As a parent, you can often feel powerless during a teething phase. After all, a teething baby can be difficult to console. So what can you do to help?
We’ve outlined some helpful tips and tricks to support you and your child through their teething phase. Everything from what symptoms to expect, how long the teething phase should last and, most importantly, what you can do to help. So without further ado, here’s everything you need to know about teething:
What to expect
Typically, teething begins around the 6-12 month mark. But don’t worry too much if your child starts teething slightly sooner or later – most children can still expect to have their first set of milk teeth by 3 years old.
Now, depending on whether it’s just one tooth or a group of teeth erupting, the symptoms and duration of each teething phase can differ quite dramatically. One month your child could experience no symptoms at all – the next, they could be uncomfortable for weeks.
So, how can you best support your baby through each teething phase? Firstly we recommend getting familiar with the most common symptoms of teething. Teething symptoms include:
- Swollen gums – check if your child’s gums are red and sore to the touch
- Flushed cheek(s) – if only one cheek is flushed, they could be teething on that side of their mouth
- Constant chewing – notice if they’re chewing and gnawing on things more than usual
- Drooling – excessive dribbling can indicate that your baby is teething
- Rashes – raised (or flat) red patches that appear on their face
- Mild temperature – reaching up to 38C
- Grabbing their face/ears – pay attention if your child uncharacteristically starts grabbing the face or ears
Tips for your teething baby
Now that you know what to expect (and what to look out for), we can start exploring practical ways to support your teething baby! Here are five tried and tested ways to help your child through their teething phase:
Teething is uncomfortable (if you’re lucky enough to have your wisdom teeth, you’ll understand), so be sympathetic with your child and offer them additional care and attention.
Activities like playing games and reading can distract them from any uncomfortable sensations, whilst gentle rocking and cuddling them can help to soothe them.
Always carry a cloth
Perhaps not the tip you expected, but a useful one nonetheless! If, during their teething phase, your child is drooling more than usual, having a cloth on hand can help prevent further discomfort from teething rash or chapped skin.

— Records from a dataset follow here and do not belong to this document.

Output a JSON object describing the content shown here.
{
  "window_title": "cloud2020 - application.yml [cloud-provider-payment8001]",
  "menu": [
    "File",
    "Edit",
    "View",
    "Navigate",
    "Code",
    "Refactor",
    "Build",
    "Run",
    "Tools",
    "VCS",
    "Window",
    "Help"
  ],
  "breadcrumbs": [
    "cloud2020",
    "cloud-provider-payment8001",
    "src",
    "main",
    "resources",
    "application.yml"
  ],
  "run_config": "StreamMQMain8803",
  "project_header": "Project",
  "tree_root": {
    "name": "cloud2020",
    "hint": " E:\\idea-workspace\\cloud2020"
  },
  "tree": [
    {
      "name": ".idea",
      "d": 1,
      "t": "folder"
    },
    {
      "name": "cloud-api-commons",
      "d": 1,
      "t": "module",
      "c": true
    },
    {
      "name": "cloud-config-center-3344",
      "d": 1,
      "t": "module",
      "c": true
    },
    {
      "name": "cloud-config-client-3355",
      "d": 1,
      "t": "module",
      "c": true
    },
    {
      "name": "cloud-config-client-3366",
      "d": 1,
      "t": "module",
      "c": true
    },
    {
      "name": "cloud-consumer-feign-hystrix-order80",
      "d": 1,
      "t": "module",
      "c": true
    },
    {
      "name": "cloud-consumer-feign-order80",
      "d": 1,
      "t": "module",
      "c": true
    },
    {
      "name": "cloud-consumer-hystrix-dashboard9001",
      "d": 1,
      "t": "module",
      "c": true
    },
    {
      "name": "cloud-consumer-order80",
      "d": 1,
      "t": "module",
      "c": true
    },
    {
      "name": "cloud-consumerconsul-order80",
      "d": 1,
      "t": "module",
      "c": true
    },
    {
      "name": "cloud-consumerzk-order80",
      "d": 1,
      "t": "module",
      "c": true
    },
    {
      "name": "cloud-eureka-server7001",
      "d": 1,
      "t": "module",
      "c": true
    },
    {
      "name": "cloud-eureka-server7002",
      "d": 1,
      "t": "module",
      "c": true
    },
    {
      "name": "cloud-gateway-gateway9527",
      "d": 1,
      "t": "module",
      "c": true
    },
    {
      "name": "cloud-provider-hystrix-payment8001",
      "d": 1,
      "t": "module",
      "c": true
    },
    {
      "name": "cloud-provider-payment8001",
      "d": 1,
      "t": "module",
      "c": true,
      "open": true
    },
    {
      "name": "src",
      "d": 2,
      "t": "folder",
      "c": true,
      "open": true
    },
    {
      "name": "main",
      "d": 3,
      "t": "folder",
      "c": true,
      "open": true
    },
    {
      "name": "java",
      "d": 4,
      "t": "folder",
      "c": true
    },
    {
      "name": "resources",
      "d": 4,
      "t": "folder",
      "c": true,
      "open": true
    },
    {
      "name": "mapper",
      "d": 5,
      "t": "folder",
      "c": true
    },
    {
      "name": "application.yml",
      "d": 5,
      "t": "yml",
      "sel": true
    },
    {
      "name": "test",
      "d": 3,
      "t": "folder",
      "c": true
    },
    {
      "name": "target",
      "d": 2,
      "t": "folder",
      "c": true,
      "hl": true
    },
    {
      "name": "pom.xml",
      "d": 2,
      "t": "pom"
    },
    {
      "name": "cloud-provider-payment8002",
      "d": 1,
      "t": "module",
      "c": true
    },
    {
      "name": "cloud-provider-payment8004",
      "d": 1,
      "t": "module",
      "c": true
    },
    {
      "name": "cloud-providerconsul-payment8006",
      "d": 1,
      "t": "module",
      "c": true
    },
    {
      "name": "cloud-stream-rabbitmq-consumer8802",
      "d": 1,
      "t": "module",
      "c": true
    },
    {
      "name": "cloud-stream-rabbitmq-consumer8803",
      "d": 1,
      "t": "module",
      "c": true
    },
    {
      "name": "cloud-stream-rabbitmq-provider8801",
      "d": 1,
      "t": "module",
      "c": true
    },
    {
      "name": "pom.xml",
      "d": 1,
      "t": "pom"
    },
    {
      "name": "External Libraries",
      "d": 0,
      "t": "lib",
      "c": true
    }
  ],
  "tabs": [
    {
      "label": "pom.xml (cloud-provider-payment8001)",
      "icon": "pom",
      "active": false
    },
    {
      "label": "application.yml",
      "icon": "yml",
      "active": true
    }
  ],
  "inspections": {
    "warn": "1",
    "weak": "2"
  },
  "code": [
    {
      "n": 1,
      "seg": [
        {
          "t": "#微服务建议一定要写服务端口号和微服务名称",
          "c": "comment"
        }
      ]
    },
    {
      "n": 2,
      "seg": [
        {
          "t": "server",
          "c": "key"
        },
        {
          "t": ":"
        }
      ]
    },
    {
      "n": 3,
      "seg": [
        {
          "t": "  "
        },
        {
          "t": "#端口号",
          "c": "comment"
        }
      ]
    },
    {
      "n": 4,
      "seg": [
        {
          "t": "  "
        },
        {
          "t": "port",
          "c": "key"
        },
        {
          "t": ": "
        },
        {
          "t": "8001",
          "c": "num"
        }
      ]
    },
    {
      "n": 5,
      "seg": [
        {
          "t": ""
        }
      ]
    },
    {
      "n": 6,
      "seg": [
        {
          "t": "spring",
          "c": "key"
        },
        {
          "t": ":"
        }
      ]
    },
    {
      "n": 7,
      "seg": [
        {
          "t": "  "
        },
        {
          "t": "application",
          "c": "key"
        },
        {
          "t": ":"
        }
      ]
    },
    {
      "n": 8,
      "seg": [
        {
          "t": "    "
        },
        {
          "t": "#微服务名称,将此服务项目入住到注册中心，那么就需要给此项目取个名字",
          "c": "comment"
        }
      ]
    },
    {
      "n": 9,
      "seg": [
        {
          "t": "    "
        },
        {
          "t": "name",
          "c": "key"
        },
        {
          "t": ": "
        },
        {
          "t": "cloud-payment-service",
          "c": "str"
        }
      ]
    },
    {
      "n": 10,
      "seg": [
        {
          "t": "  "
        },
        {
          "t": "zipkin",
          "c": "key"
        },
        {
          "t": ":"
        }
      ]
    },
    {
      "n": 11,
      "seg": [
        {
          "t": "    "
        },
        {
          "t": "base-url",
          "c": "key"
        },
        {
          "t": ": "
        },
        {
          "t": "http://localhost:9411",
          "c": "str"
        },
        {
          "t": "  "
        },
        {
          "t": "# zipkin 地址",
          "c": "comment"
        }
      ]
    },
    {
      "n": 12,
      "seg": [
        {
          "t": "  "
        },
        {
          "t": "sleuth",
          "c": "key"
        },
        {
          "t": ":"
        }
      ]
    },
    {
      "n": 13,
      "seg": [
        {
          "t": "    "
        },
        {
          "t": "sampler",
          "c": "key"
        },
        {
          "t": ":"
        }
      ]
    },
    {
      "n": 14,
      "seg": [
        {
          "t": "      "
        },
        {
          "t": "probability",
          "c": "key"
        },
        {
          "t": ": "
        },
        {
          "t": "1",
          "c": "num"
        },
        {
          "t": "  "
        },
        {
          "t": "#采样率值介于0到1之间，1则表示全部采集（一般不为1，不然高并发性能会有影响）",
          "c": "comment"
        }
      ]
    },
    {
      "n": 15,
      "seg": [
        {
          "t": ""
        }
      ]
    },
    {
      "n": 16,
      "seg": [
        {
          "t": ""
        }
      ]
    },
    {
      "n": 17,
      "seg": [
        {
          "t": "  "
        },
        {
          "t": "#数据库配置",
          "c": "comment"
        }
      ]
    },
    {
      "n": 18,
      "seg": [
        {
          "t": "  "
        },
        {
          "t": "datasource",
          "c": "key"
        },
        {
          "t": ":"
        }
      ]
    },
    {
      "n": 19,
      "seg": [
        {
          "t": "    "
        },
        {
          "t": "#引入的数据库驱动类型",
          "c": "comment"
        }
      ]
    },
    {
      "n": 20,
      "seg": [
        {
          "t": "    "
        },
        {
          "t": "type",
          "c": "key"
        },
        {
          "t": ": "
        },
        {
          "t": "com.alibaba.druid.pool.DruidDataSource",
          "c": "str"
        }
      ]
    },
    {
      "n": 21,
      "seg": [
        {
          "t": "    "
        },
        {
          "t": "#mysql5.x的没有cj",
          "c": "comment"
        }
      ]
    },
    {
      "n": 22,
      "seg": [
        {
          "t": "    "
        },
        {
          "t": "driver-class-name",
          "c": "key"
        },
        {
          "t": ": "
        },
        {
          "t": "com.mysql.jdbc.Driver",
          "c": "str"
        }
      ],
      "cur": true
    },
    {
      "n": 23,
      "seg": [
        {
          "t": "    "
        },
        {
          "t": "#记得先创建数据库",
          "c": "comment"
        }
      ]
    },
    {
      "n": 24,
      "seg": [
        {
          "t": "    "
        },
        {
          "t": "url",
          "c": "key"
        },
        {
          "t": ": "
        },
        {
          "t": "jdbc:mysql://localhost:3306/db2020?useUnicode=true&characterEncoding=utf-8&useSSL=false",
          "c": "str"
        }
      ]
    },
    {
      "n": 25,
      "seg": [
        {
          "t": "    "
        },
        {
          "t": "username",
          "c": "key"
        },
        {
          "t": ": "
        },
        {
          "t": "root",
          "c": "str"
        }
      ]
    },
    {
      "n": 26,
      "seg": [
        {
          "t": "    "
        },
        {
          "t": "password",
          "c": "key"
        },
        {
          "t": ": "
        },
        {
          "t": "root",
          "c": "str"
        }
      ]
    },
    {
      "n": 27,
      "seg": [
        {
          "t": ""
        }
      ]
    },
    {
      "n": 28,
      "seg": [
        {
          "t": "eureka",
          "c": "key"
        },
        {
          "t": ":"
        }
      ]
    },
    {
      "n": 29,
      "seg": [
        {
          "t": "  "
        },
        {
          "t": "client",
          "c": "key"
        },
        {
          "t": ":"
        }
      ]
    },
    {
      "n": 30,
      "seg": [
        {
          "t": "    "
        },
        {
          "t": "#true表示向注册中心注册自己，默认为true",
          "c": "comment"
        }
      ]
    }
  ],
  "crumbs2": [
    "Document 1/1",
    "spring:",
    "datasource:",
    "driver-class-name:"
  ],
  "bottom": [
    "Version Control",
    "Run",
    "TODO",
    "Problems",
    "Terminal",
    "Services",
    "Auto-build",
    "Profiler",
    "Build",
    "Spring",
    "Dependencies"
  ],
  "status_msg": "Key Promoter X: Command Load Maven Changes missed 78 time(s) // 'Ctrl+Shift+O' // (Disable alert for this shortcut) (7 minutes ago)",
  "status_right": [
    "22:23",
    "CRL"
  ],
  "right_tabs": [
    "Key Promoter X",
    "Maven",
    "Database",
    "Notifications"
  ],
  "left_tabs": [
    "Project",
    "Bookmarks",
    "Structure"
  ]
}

Try teething rings
Teething rings are a lifesaver for any teething baby. Both durable and safe to chew on, teething rings help to relieve the pressure in your child’s gums. Just place them in the fridge beforehand to reduce inflammation.
(Note: never place teething rings in the freezer – if they freeze, they could end up damaging your baby’s gums.)
Gently massage their gums
If your teething rings have gone awry, you can always use a clean finger to massage your baby’s gums. Not only can you relieve some of their discomfort, but you can also feel where their teeth are coming through and how they’re progressing.
Use pain relief
Sometimes distractions just aren’t enough. If your baby is in pain and nothing else seems to be working, you can use pain relief to alleviate some of their more severe symptoms.
Pain relief like paracetamol and ibuprofen are safe for children 3 months or older and are proven to be far more effective than teething gels. However, if you’re unsure, ask for advice from a pharmacist or GP.
Teething is temporary
If your child is experiencing teething symptoms, we hope that these tips and tricks can help them along their teething journey. Although we cannot speed up the process, we can do our best to make it more comfortable for you both.